Dr Oliver Herford BA, MSt (Oxford), PhD (London)

Photograph of Oliver Herford

Department of English Literature
Birmingham Fellow

Contact details

University of Birmingham
B15 2TT

I work on British and American literature of the long nineteenth century, with a special focus on the late writings of Henry James. I am interested in the place of style in literary non-fiction, the practice of editing, and the relations between personal correspondence and other types of life-writing (autobiography, biography, and memoir). I teach widely across eighteenth-, nineteenth- and twentieth-century literature.


BA, MSt (Oxford), PhD (London)


I joined the University of Birmingham in 2014 after five years’ teaching in Oxford colleges, including three years as Darby Fellow and Tutor in English at Lincoln College. I took my BA and MSt at Corpus Christi College, Oxford and completed my doctoral studies at University College London.

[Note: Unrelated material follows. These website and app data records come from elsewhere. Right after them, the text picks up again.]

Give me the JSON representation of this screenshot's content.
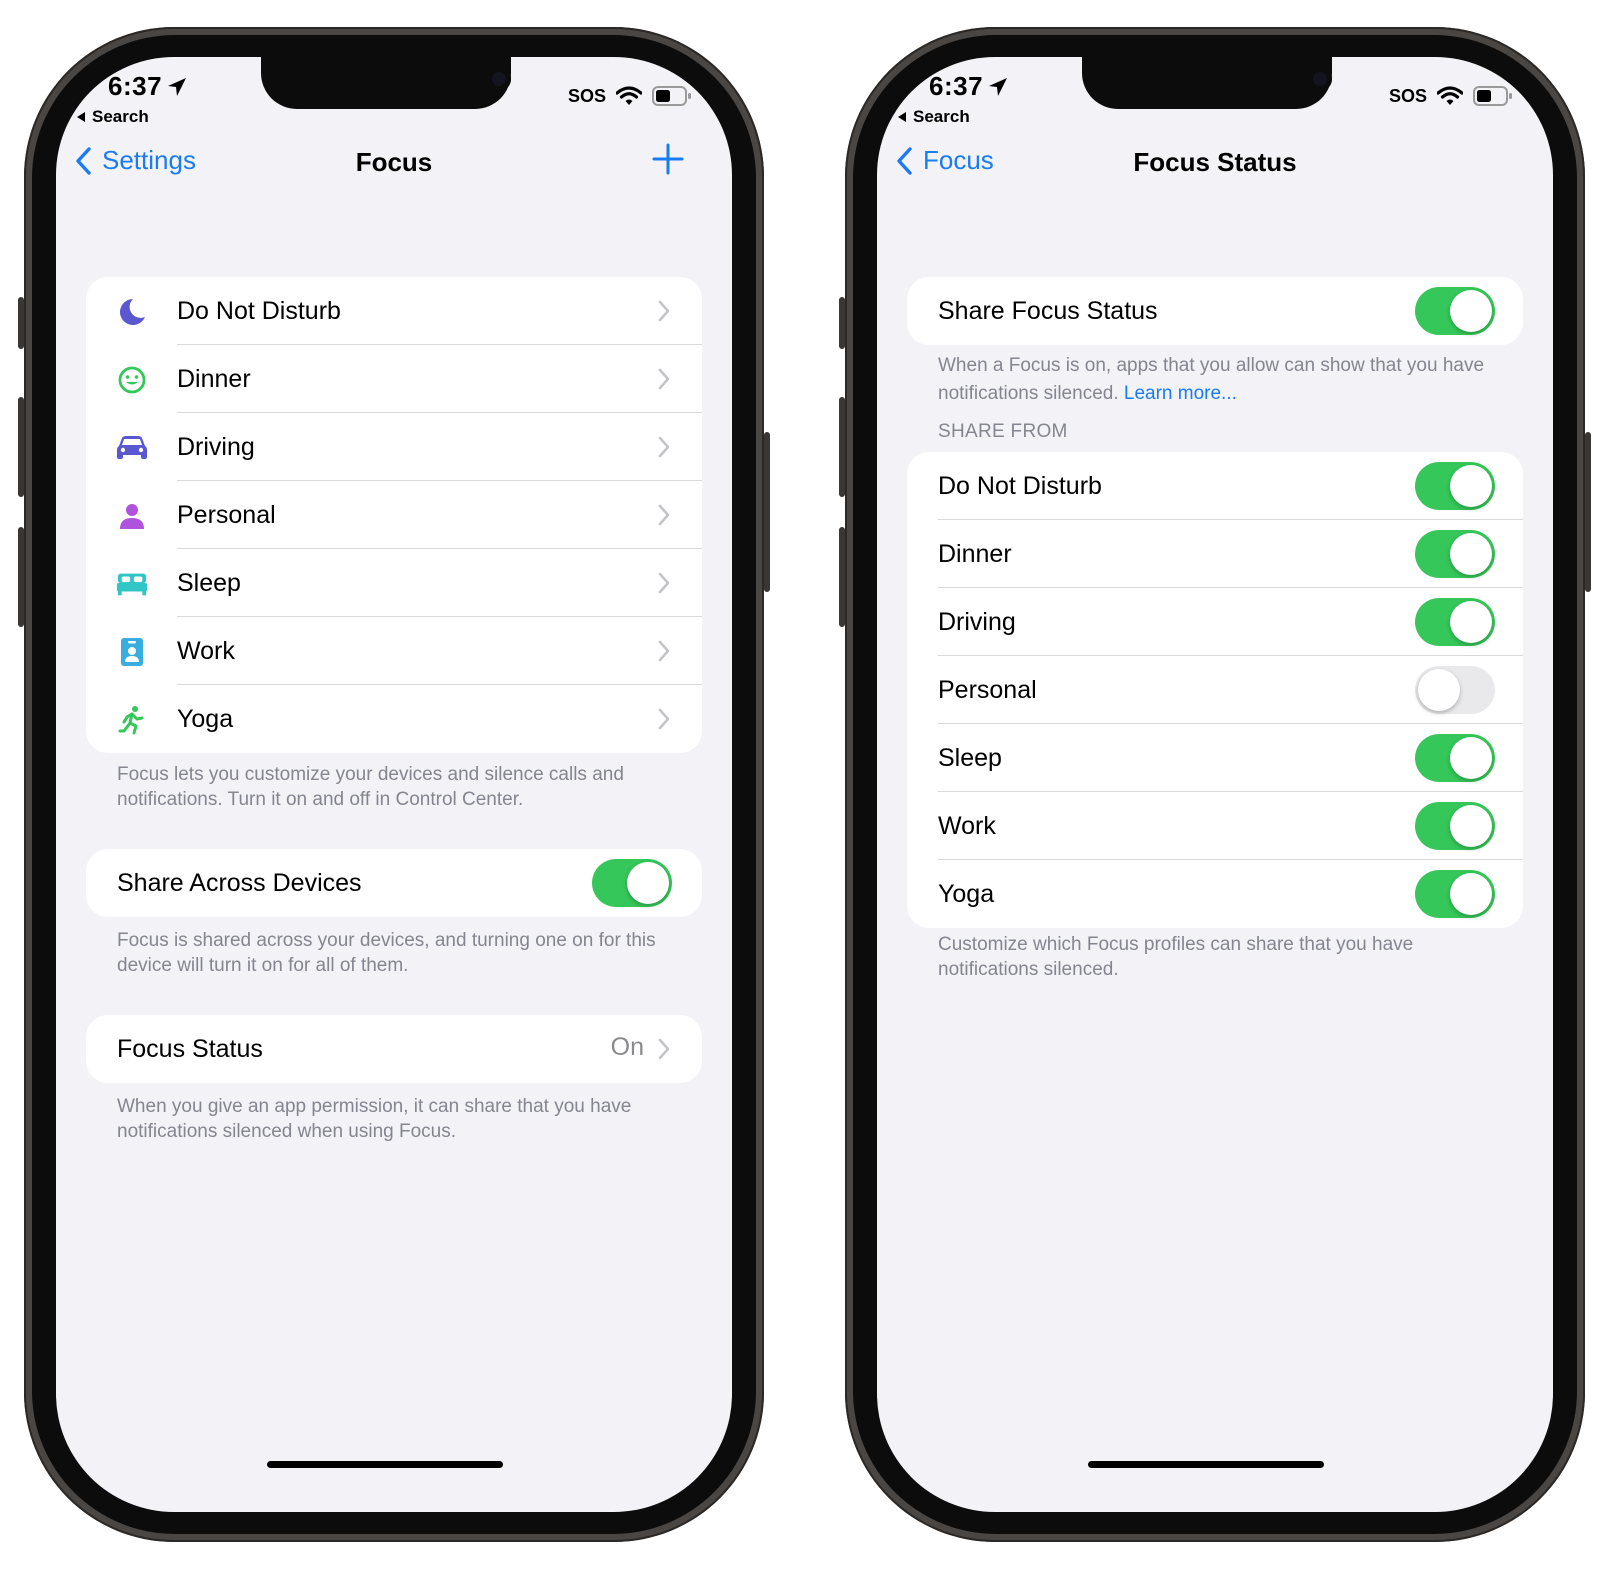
{
  "left_phone": {
    "status_bar": {
      "time": "6:37",
      "back_app": "Search",
      "carrier": "SOS"
    },
    "nav": {
      "back_label": "Settings",
      "title": "Focus"
    },
    "focus_modes": [
      {
        "label": "Do Not Disturb",
        "icon": "moon-icon",
        "color": "#5b57d0"
      },
      {
        "label": "Dinner",
        "icon": "smiley-icon",
        "color": "#34c759"
      },
      {
        "label": "Driving",
        "icon": "car-icon",
        "color": "#5b57d0"
      },
      {
        "label": "Personal",
        "icon": "person-icon",
        "color": "#af52de"
      },
      {
        "label": "Sleep",
        "icon": "bed-icon",
        "color": "#30c6c6"
      },
      {
        "label": "Work",
        "icon": "badge-icon",
        "color": "#38aee0"
      },
      {
        "label": "Yoga",
        "icon": "running-figure-icon",
        "color": "#34c759"
      }
    ],
    "focus_footer": "Focus lets you customize your devices and silence calls and notifications. Turn it on and off in Control Center.",
    "share_across": {
      "label": "Share Across Devices",
      "on": true
    },
    "share_footer": "Focus is shared across your devices, and turning one on for this device will turn it on for all of them.",
    "focus_status": {
      "label": "Focus Status",
      "value": "On"
    },
    "status_footer": "When you give an app permission, it can share that you have notifications silenced when using Focus."
  },
  "right_phone": {
    "status_bar": {
      "time": "6:37",
      "back_app": "Search",
      "carrier": "SOS"
    },
    "nav": {
      "back_label": "Focus",
      "title": "Focus Status"
    },
    "share_focus_status": {
      "label": "Share Focus Status",
      "on": true
    },
    "share_footer": "When a Focus is on, apps that you allow can show that you have notifications silenced.",
    "learn_more": "Learn more...",
    "section_header": "SHARE FROM",
    "share_from": [
      {
        "label": "Do Not Disturb",
        "on": true
      },
      {
        "label": "Dinner",
        "on": true
      },
      {
        "label": "Driving",
        "on": true
      },
      {
        "label": "Personal",
        "on": false
      },
      {
        "label": "Sleep",
        "on": true
      },
      {
        "label": "Work",
        "on": true
      },
      {
        "label": "Yoga",
        "on": true
      }
    ],
    "share_from_footer": "Customize which Focus profiles can share that you have notifications silenced."
  },
  "colors": {
    "accent": "#1a7cf2",
    "toggle_on": "#35c759",
    "toggle_off": "#e9e9eb",
    "background": "#f2f2f7"
  }
}
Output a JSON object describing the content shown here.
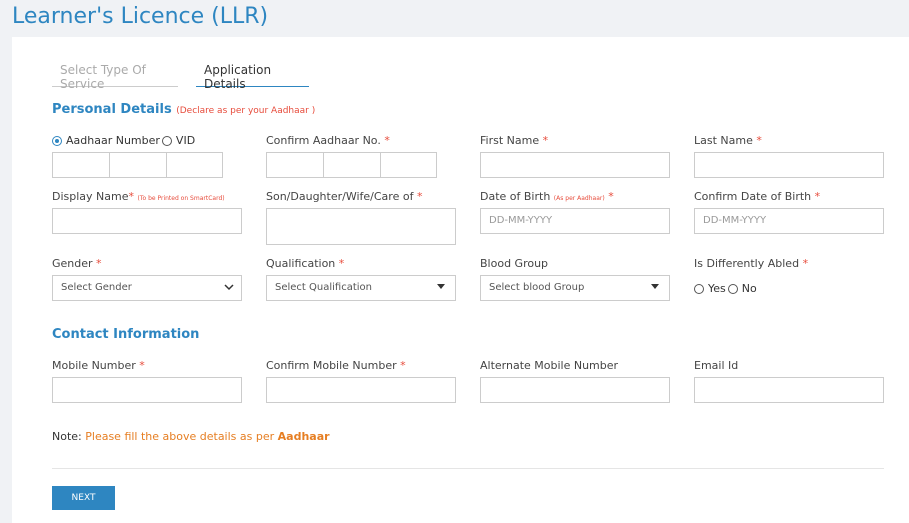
{
  "page_title": "Learner's Licence (LLR)",
  "tabs": [
    {
      "label": "Select Type Of Service",
      "active": false
    },
    {
      "label": "Application Details",
      "active": true
    }
  ],
  "personal_details": {
    "title": "Personal Details",
    "note": "(Declare as per your Aadhaar )",
    "aadhaar_radio_label": "Aadhaar Number",
    "vid_radio_label": "VID",
    "selected_id_type": "Aadhaar Number",
    "confirm_aadhaar_label": "Confirm Aadhaar No.",
    "first_name_label": "First Name",
    "last_name_label": "Last Name",
    "display_name_label": "Display Name",
    "display_name_hint": "(To be Printed on SmartCard)",
    "care_of_label": "Son/Daughter/Wife/Care of",
    "dob_label": "Date of Birth",
    "dob_hint": "(As per Aadhaar)",
    "dob_placeholder": "DD-MM-YYYY",
    "confirm_dob_label": "Confirm Date of Birth",
    "confirm_dob_placeholder": "DD-MM-YYYY",
    "gender_label": "Gender",
    "gender_value": "Select Gender",
    "qualification_label": "Qualification",
    "qualification_value": "Select Qualification",
    "blood_group_label": "Blood Group",
    "blood_group_value": "Select blood Group",
    "differently_abled_label": "Is Differently Abled",
    "yes_label": "Yes",
    "no_label": "No"
  },
  "contact_info": {
    "title": "Contact Information",
    "mobile_label": "Mobile Number",
    "confirm_mobile_label": "Confirm Mobile Number",
    "alt_mobile_label": "Alternate Mobile Number",
    "email_label": "Email Id"
  },
  "note": {
    "prefix": "Note:",
    "text": "Please fill the above details as per",
    "highlight": "Aadhaar"
  },
  "required_mark": "*",
  "next_button": "NEXT",
  "colors": {
    "accent": "#2e86c1",
    "required": "#e74c3c",
    "note": "#e67e22"
  }
}
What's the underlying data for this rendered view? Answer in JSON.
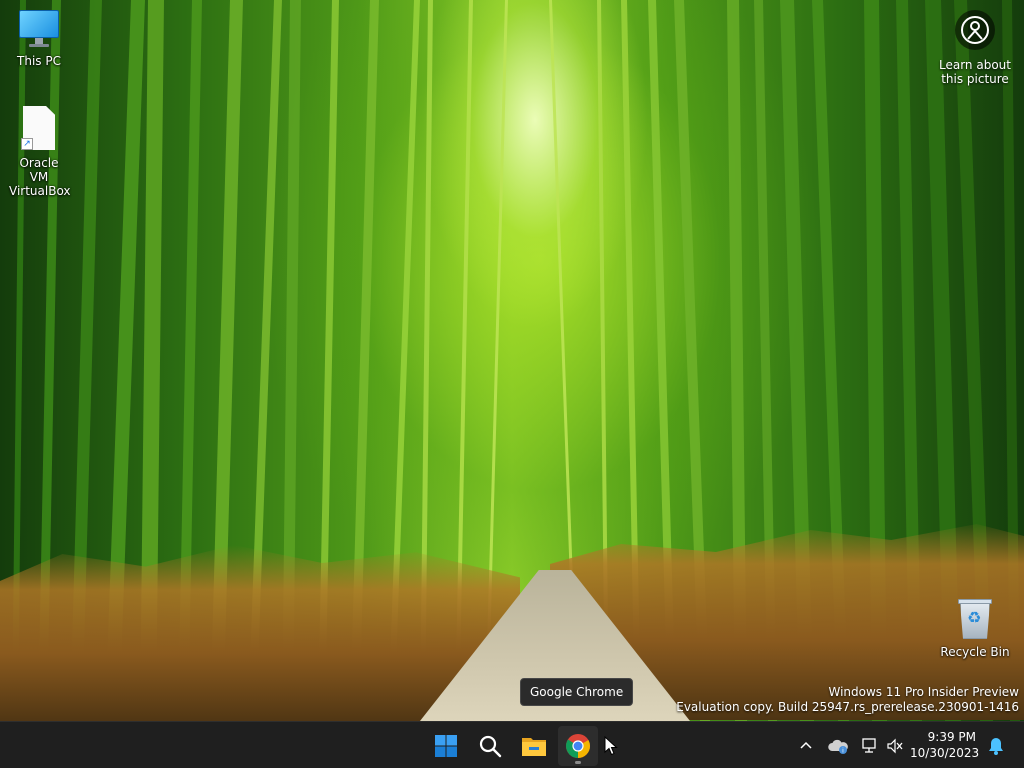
{
  "desktop": {
    "icons": [
      {
        "label": "This PC",
        "icon": "monitor-icon"
      },
      {
        "label": "Oracle VM VirtualBox",
        "icon": "shortcut-file-icon"
      },
      {
        "label": "Recycle Bin",
        "icon": "recycle-bin-icon"
      }
    ],
    "spotlight": {
      "label": "Learn about this picture",
      "icon": "camera-icon"
    },
    "watermark": {
      "line1": "Windows 11 Pro Insider Preview",
      "line2": "Evaluation copy. Build 25947.rs_prerelease.230901-1416"
    }
  },
  "tooltip": {
    "text": "Google Chrome"
  },
  "taskbar": {
    "apps": [
      {
        "name": "Start",
        "icon": "windows-logo-icon"
      },
      {
        "name": "Search",
        "icon": "search-icon"
      },
      {
        "name": "File Explorer",
        "icon": "folder-icon"
      },
      {
        "name": "Google Chrome",
        "icon": "chrome-icon"
      }
    ],
    "tray": {
      "icons": [
        "chevron-up-icon",
        "onedrive-icon",
        "network-icon",
        "volume-muted-icon",
        "notification-bell-icon"
      ]
    },
    "clock": {
      "time": "9:39 PM",
      "date": "10/30/2023"
    }
  },
  "colors": {
    "taskbar_bg": "#1f1f1f",
    "windows_blue": "#0078d4",
    "chrome_red": "#db4437",
    "chrome_yellow": "#f4b400",
    "chrome_green": "#0f9d58",
    "chrome_blue": "#4285f4",
    "folder_yellow": "#ffc83d",
    "bell_blue": "#4cc2ff"
  }
}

I currently convene a third-year option module on nineteenth-century historical fiction, and lecture on various first- and second-year modules. I contribute to the MA core module Literature and Aesthetics in the Long Nineteenth Century.

Postgraduate supervision

I welcome enquiries about research supervision in the following areas: Henry James, John Keats and his circle, life-writing from the Romantic period to the early twentieth century, literary editing, revision and textual history, collective editions, and the letters of nineteenth-century authors.


My monograph Henry James’s Style of Retrospect: Late Personal Writings, 1890-1915 will be published by Oxford University Press in 2016. The book examines the changes James’s style underwent in the last twenty-five years of his writing life, as his focus gradually turned from the fictional observation of contemporary manners to biographical commemoration and autobiographical reminiscence. Closely analysing James’s style across a remarkable sequence of non-fictional works – the ‘late personal writings’ of my title: commemorative essays and obituary tributes, textual revisions and accounts of revisiting familiar places, cultural and literary criticism, biography and autobiography, and family memoir – I offer a revisionist account of the way style itself challenges and preoccupies the very late James. I am currently editing James’s Prefaces to the New York Edition for The Complete Fiction of Henry James (Cambridge University Press). I am also beginning to explore directions for future research on the writing, circulation, and publication of literary correspondence, and on the historical novel from Walter Scott to Robert Louis Stevenson.

Other activities

I am co-organizing an international conference at the Eccles Centre for American Studies in the British Library on 14-16 April 2016, as part of a programme of events to mark the centenary of Henry James’s death. I review academic titles for the Times Literary Supplement.



  • Henry James’s Style of Retrospect: Late Personal Writings, 1890-1915 (Oxford University Press, forthcoming February 2016)


  • The Prefaces, vol. 33 of The Complete Fiction of Henry James (Cambridge University Press, under contract)

Articles and reviews

  • Review of John Keats, Selected Letters, ed. John Barnard (London: Penguin, 2014), Times Literary Supplement, forthcoming 2015
  • ‘John Keats by Joseph Severn: On Likeness and Life-Writing’, The Cambridge Quarterly, 42 (2013), 318-41
  • ‘Commencement or Commemoration’, Literary Imagination, 15 (2013), 20-34
  • Essay-review of The Complete Letters of Henry James, 1872-1876, 3 vols. (Lincoln: University of Nebraska Press, 2008-11), The Henry James Review, 33 (2012), 285-92
  • ‘James and the Habit of Allusion’, in Henry James’s Europe: Heritage and Transfer, ed. Annick Duperray et al (Cambridge: Open Book Publishers, 2011), 179-89
  • ‘The Roman Lotus: Digestion and Retrospect’, The Henry James Review, 31 (2010), 54-60